REDWOOD CITY, Calif. — The way governments show disaster victims they care is to write checks. And in response to the Northridge earthquake, FEMA officials have issued nearly a quarter-million of them and are continuing to crank out thousands more each day.
Administering that dose of concern requires linking telephone operators in Texas and Virginia to a vast computer network cobbled together in a leased Redwood City office building. The system relies on powerful hand-held computers and on damage inspectors who earn more the faster they work. It tries to sort out the greedy without discouraging the truly needy.
Eleven weeks after the most expensive disaster in U.S. history, more than 2,000 FEMA workers continue working long days, processing the requests of those who were displaced, those who need help in making repairs--and some who officials say are merely angling for a sliver of the multibillion-dollar aid pie.
Residents of the area affected by the quake have turned to the Federal Emergency Management Agency for help about half a million times, with three-quarters of those applicants seeking some type of temporary housing or emergency repair assistance.

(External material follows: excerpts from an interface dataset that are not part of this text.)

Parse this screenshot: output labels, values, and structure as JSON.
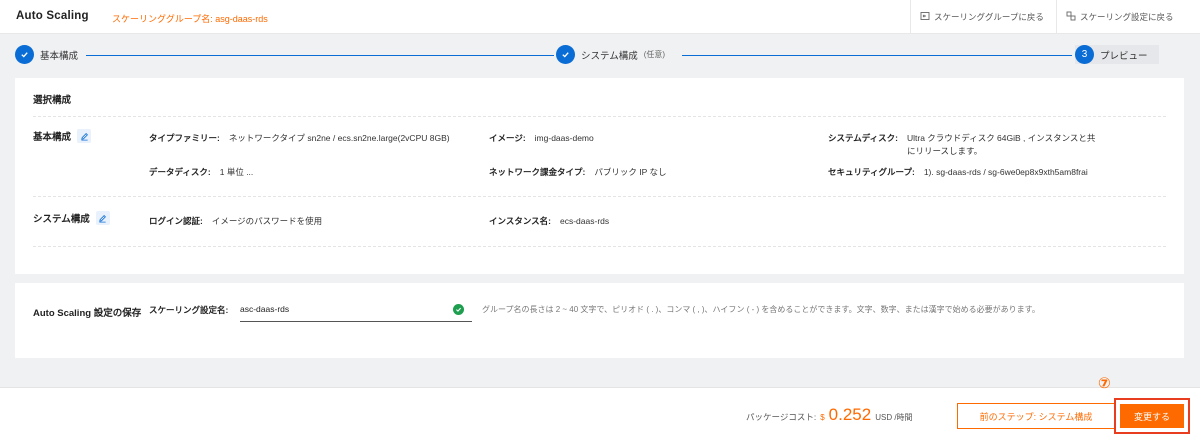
{
  "header": {
    "title": "Auto Scaling",
    "group_name": "スケーリンググループ名: asg-daas-rds",
    "back_to_group": "スケーリンググループに戻る",
    "back_to_config": "スケーリング設定に戻る"
  },
  "steps": [
    {
      "label": "基本構成",
      "status": "done"
    },
    {
      "label": "システム構成",
      "note": "(任意)",
      "status": "done"
    },
    {
      "label": "プレビュー",
      "number": "3",
      "status": "current"
    }
  ],
  "selected": {
    "title": "選択構成",
    "basic": {
      "label": "基本構成",
      "type_family_key": "タイプファミリー:",
      "type_family_val": "ネットワークタイプ sn2ne / ecs.sn2ne.large(2vCPU 8GB)",
      "image_key": "イメージ:",
      "image_val": "img-daas-demo",
      "system_disk_key": "システムディスク:",
      "system_disk_val": "Ultra クラウドディスク 64GiB , インスタンスと共にリリースします。",
      "data_disk_key": "データディスク:",
      "data_disk_val": "1 単位 ...",
      "billing_key": "ネットワーク課金タイプ:",
      "billing_val": "パブリック IP なし",
      "security_key": "セキュリティグループ:",
      "security_val": "1). sg-daas-rds / sg-6we0ep8x9xth5am8frai"
    },
    "system": {
      "label": "システム構成",
      "login_key": "ログイン認証:",
      "login_val": "イメージのパスワードを使用",
      "instance_key": "インスタンス名:",
      "instance_val": "ecs-daas-rds"
    }
  },
  "save": {
    "label": "Auto Scaling 設定の保存",
    "field_label": "スケーリング設定名:",
    "field_value": "asc-daas-rds",
    "hint": "グループ名の長さは 2 ~ 40 文字で、ピリオド ( . )、コンマ ( , )、ハイフン ( - ) を含めることができます。文字、数字、または漢字で始める必要があります。"
  },
  "footer": {
    "cost_label": "パッケージコスト:",
    "currency": "$",
    "amount": "0.252",
    "unit": "USD /時間",
    "prev_button": "前のステップ:  システム構成",
    "next_button": "変更する",
    "marker": "⑦"
  },
  "colors": {
    "accent": "#ff6a00",
    "primary": "#0a6cd5",
    "highlight": "#e83d1f"
  }
}
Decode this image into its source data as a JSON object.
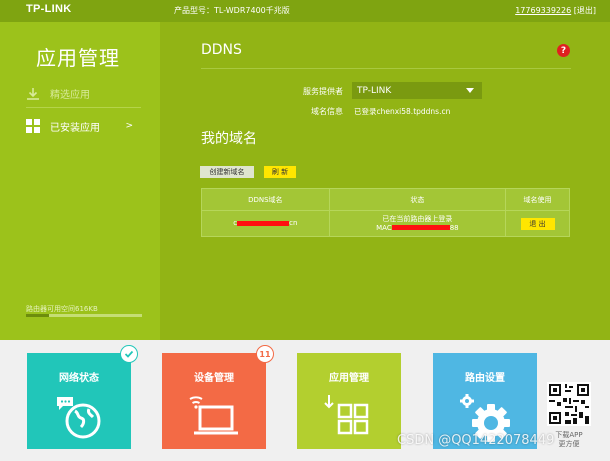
{
  "header": {
    "logo": "TP-LINK",
    "model": "产品型号：TL-WDR7400千兆版",
    "user_phone": "17769339226",
    "logout": "[退出]"
  },
  "sidebar": {
    "title": "应用管理",
    "items": [
      {
        "label": "精选应用",
        "icon": "download-icon",
        "state": "inactive"
      },
      {
        "label": "已安装应用",
        "icon": "grid-icon",
        "state": "active",
        "chevron": ">"
      }
    ],
    "storage_label": "路由器可用空间616KB",
    "storage_used_fraction": 0.2
  },
  "main": {
    "title": "DDNS",
    "help": "?",
    "provider_label": "服务提供者",
    "provider_value": "TP-LINK",
    "domain_info_label": "域名信息",
    "domain_info_value": "已登录chenxi58.tpddns.cn",
    "my_domain_title": "我的域名",
    "create_button": "创建新域名",
    "refresh_button": "刷 新",
    "table": {
      "headers": [
        "DDNS域名",
        "状态",
        "域名使用"
      ],
      "rows": [
        {
          "domain_prefix": "c",
          "domain_suffix": "cn",
          "status_line1": "已在当前路由器上登录",
          "status_line2_prefix": "MAC",
          "status_line2_suffix": "88",
          "action": "退 出"
        }
      ]
    }
  },
  "bottom": {
    "tiles": [
      {
        "label": "网络状态",
        "color": "#21c6b9",
        "icon": "globe-icon",
        "badge": "check"
      },
      {
        "label": "设备管理",
        "color": "#f36a45",
        "icon": "laptop-wifi-icon",
        "badge": "11"
      },
      {
        "label": "应用管理",
        "color": "#b3cf2f",
        "icon": "apps-grid-icon"
      },
      {
        "label": "路由设置",
        "color": "#4fb7e3",
        "icon": "gear-icon"
      }
    ],
    "qr_text1": "下载APP",
    "qr_text2": "更方便",
    "watermark": "CSDN @QQ1422078449"
  }
}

Although not the most costly, the housing programs are the most vast and reach by far the most victims. Aid applications have continued to pour in by the thousands.
Although officials said the percentage of applications deemed eligible is declining, the system is growing in order to process appeals and complaints and to file the mounting stacks of paperwork.
"It's very costly to the government to continue to keep these facilities open and yet we don't turn our backs on people if they need assistance," said FEMA spokesman Phil Cogan. "But there comes a time when it ceases to be cost-effective."
Telephoned applications are typed directly into the computer system, but applications completed at the 10 centers still open in Los Angeles and Ventura counties are shipped nightly by Federal Express.
They are sent to the temporary processing center that occupies leased space in the Redwood City office building, costing the government $120,000 a month.
Although things have slowed down considerably, the pace of work for the hundreds of clerks and computer operators and envelope stuffers here still is frenetic at times.
"Initially, people were working seven days a week and we had shifts around the clock," said Michael Polny, the FEMA official in charge of the processing operation. "Now, no one is working more than 12 hours a day and they are taking at least one day off a week."
Once applications are entered into the rows and rows of computer terminals, the highly automated system takes over. Workers check addresses and the award amounts for accuracy several times, but field inspectors are the ones who usually determine whether losses are sufficient to make a claimant eligible.
Using their hand-held computers, the army of about 600 inspectors still working seven days a week retrieves a list of aid applicants from an electronic mailbox on the Compuserve information network, and then makes inspection appointments.
The key to the outcome, said Peter Wessell, an inspector with one of two FEMA subcontractors, is whether repairs are necessary to make a dwelling "safe, secure and sanitary." Inspectors enter the scope and type of damage into the hand-held computer, which is programmed to automatically calculate the cost of repairs. The inspector then must decide whether the damage is sufficient to require federal help to make the repairs or to mandate alternative housing.
"If it's mostly . . . cosmetic cracks throughout and that is all it is, that is not a hazard," he said. "It's just something that has to be dealt with."
Wessell does as many 20 inspections a day, for which he is paid $24 each. His inspections cover the FEMA housing assistance program as well as the state-run, low-income grant program to replace essential personal property, such as appliances and clothing. He said most, but not all, of the inspections he is conducting now result in rejections.
FEMA officials said the inspectors, who are supposed to have three years of construction experience, usually determine the outcome of a request. "The inspector is the key person," Polny said. "If the inspector hits the insufficient damage button . . . that would automatically generate an 'ineligible' letter."
The completed inspections are shipped back to the Compuserve mailbox nightly, from which they are retrieved by computers in Redwood City. Inspectors can flag some reports for review by someone more experienced with FEMA aid programs, but the vast majority are merely checked for completeness and the computer determines the amount of aid.
Next, the computer prints out letters to be sent to those eligible for aid. Separately, documents authorizing the payment are sent electronically to the U.S Treasury Department in San Francisco. Checks go out the same day, usually about three weeks after the original receipt of an application.
Chal Overdorff, the FEMA official in charge of certifying which checks to issue, said the work is satisfying. "What we're doing is getting a check to individuals who need it," he said. "It's a nice feeling."